WHAT THE TASK REQUIRES -> Nothing in the records below should be altered when they are retyped.

═══ DATASET RECORDS

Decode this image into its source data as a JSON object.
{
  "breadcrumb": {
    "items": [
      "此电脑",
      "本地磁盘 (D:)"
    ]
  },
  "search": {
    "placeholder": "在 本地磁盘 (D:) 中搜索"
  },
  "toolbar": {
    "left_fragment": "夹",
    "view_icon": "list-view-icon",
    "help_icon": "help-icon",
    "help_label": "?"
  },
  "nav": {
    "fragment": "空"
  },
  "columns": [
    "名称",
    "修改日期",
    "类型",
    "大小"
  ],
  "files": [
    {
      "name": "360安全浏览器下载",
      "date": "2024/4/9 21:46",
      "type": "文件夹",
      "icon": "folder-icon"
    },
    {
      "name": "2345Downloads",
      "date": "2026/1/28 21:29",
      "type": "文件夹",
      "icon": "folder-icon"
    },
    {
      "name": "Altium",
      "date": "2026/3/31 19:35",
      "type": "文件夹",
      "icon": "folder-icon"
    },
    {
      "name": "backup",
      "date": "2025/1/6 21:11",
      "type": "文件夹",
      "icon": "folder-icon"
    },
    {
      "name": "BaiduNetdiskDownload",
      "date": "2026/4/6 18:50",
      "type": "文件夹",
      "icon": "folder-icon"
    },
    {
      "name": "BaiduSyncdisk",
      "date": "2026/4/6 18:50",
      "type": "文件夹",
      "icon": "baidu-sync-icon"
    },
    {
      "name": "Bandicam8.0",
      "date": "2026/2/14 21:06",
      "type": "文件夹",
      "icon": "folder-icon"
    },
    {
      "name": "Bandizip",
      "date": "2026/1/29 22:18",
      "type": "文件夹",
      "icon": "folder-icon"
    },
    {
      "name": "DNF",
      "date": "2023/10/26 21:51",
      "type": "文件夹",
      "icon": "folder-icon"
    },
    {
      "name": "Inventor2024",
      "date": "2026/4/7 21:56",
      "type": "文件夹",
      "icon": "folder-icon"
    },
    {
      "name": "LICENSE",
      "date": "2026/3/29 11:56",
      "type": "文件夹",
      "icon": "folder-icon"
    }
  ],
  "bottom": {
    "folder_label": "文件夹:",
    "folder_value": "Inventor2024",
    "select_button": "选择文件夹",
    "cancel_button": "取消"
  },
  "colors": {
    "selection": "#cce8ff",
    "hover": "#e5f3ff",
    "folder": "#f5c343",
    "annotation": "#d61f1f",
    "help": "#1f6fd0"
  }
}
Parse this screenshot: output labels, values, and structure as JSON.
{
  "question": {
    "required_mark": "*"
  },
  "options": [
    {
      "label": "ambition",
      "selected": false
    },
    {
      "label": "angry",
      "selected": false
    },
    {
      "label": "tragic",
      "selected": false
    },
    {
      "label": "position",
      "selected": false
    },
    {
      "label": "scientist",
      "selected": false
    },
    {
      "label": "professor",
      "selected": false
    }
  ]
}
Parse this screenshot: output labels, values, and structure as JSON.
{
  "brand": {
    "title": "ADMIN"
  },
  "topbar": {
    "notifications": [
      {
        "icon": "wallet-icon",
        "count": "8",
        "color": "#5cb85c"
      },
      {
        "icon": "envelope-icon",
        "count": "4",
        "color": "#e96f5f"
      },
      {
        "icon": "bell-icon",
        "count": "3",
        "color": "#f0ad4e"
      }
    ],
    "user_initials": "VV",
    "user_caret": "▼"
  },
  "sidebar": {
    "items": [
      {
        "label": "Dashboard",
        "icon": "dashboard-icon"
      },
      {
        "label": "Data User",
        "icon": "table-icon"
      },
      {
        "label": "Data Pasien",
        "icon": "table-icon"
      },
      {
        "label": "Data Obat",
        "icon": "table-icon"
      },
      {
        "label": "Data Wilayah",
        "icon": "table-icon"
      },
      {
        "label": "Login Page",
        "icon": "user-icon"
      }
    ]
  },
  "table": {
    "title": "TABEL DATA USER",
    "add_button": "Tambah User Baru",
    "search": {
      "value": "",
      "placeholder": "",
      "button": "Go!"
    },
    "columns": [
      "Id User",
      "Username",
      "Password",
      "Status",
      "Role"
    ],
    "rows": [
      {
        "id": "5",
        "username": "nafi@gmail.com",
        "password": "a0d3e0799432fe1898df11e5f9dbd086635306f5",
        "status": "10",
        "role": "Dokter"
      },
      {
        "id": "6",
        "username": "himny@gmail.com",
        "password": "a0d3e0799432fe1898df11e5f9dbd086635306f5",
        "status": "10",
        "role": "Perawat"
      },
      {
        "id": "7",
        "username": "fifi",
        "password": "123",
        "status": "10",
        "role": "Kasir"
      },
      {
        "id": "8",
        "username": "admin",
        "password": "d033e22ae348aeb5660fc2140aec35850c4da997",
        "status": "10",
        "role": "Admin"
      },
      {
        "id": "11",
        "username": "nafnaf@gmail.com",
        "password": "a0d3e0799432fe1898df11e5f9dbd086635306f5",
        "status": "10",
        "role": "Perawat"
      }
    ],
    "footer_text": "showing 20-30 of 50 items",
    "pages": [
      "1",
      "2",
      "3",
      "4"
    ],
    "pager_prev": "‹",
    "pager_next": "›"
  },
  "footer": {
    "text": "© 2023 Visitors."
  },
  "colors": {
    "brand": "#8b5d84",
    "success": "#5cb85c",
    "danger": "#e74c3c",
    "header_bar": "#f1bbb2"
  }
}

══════

ANSWER TO THIS EXERCISE ->
Decode this image into its source data as a JSON object.
{
  "breadcrumb": {
    "items": [
      "此电脑",
      "本地磁盘 (D:)"
    ]
  },
  "search": {
    "placeholder": "在 本地磁盘 (D:) 中搜索"
  },
  "toolbar": {
    "left_fragment": "夹",
    "view_icon": "list-view-icon",
    "help_icon": "help-icon",
    "help_label": "?"
  },
  "nav": {
    "fragment": "空"
  },
  "columns": [
    "名称",
    "修改日期",
    "类型",
    "大小"
  ],
  "files": [
    {
      "name": "360安全浏览器下载",
      "date": "2024/4/9 21:46",
      "type": "文件夹",
      "icon": "folder-icon"
    },
    {
      "name": "2345Downloads",
      "date": "2026/1/28 21:29",
      "type": "文件夹",
      "icon": "folder-icon"
    },
    {
      "name": "Altium",
      "date": "2026/3/31 19:35",
      "type": "文件夹",
      "icon": "folder-icon"
    },
    {
      "name": "backup",
      "date": "2025/1/6 21:11",
      "type": "文件夹",
      "icon": "folder-icon"
    },
    {
      "name": "BaiduNetdiskDownload",
      "date": "2026/4/6 18:50",
      "type": "文件夹",
      "icon": "folder-icon"
    },
    {
      "name": "BaiduSyncdisk",
      "date": "2026/4/6 18:50",
      "type": "文件夹",
      "icon": "baidu-sync-icon"
    },
    {
      "name": "Bandicam8.0",
      "date": "2026/2/14 21:06",
      "type": "文件夹",
      "icon": "folder-icon"
    },
    {
      "name": "Bandizip",
      "date": "2026/1/29 22:18",
      "type": "文件夹",
      "icon": "folder-icon"
    },
    {
      "name": "DNF",
      "date": "2023/10/26 21:51",
      "type": "文件夹",
      "icon": "folder-icon"
    },
    {
      "name": "Inventor2024",
      "date": "2026/4/7 21:56",
      "type": "文件夹",
      "icon": "folder-icon"
    },
    {
      "name": "LICENSE",
      "date": "2026/3/29 11:56",
      "type": "文件夹",
      "icon": "folder-icon"
    }
  ],
  "bottom": {
    "folder_label": "文件夹:",
    "folder_value": "Inventor2024",
    "select_button": "选择文件夹",
    "cancel_button": "取消"
  },
  "colors": {
    "selection": "#cce8ff",
    "hover": "#e5f3ff",
    "folder": "#f5c343",
    "annotation": "#d61f1f",
    "help": "#1f6fd0"
  }
}
Parse this screenshot: output labels, values, and structure as JSON.
{
  "question": {
    "required_mark": "*"
  },
  "options": [
    {
      "label": "ambition",
      "selected": false
    },
    {
      "label": "angry",
      "selected": false
    },
    {
      "label": "tragic",
      "selected": false
    },
    {
      "label": "position",
      "selected": false
    },
    {
      "label": "scientist",
      "selected": false
    },
    {
      "label": "professor",
      "selected": false
    }
  ]
}
Parse this screenshot: output labels, values, and structure as JSON.
{
  "brand": {
    "title": "ADMIN"
  },
  "topbar": {
    "notifications": [
      {
        "icon": "wallet-icon",
        "count": "8",
        "color": "#5cb85c"
      },
      {
        "icon": "envelope-icon",
        "count": "4",
        "color": "#e96f5f"
      },
      {
        "icon": "bell-icon",
        "count": "3",
        "color": "#f0ad4e"
      }
    ],
    "user_initials": "VV",
    "user_caret": "▼"
  },
  "sidebar": {
    "items": [
      {
        "label": "Dashboard",
        "icon": "dashboard-icon"
      },
      {
        "label": "Data User",
        "icon": "table-icon"
      },
      {
        "label": "Data Pasien",
        "icon": "table-icon"
      },
      {
        "label": "Data Obat",
        "icon": "table-icon"
      },
      {
        "label": "Data Wilayah",
        "icon": "table-icon"
      },
      {
        "label": "Login Page",
        "icon": "user-icon"
      }
    ]
  },
  "table": {
    "title": "TABEL DATA USER",
    "add_button": "Tambah User Baru",
    "search": {
      "value": "",
      "placeholder": "",
      "button": "Go!"
    },
    "columns": [
      "Id User",
      "Username",
      "Password",
      "Status",
      "Role"
    ],
    "rows": [
      {
        "id": "5",
        "username": "nafi@gmail.com",
        "password": "a0d3e0799432fe1898df11e5f9dbd086635306f5",
        "status": "10",
        "role": "Dokter"
      },
      {
        "id": "6",
        "username": "himny@gmail.com",
        "password": "a0d3e0799432fe1898df11e5f9dbd086635306f5",
        "status": "10",
        "role": "Perawat"
      },
      {
        "id": "7",
        "username": "fifi",
        "password": "123",
        "status": "10",
        "role": "Kasir"
      },
      {
        "id": "8",
        "username": "admin",
        "password": "d033e22ae348aeb5660fc2140aec35850c4da997",
        "status": "10",
        "role": "Admin"
      },
      {
        "id": "11",
        "username": "nafnaf@gmail.com",
        "password": "a0d3e0799432fe1898df11e5f9dbd086635306f5",
        "status": "10",
        "role": "Perawat"
      }
    ],
    "footer_text": "showing 20-30 of 50 items",
    "pages": [
      "1",
      "2",
      "3",
      "4"
    ],
    "pager_prev": "‹",
    "pager_next": "›"
  },
  "footer": {
    "text": "© 2023 Visitors."
  },
  "colors": {
    "brand": "#8b5d84",
    "success": "#5cb85c",
    "danger": "#e74c3c",
    "header_bar": "#f1bbb2"
  }
}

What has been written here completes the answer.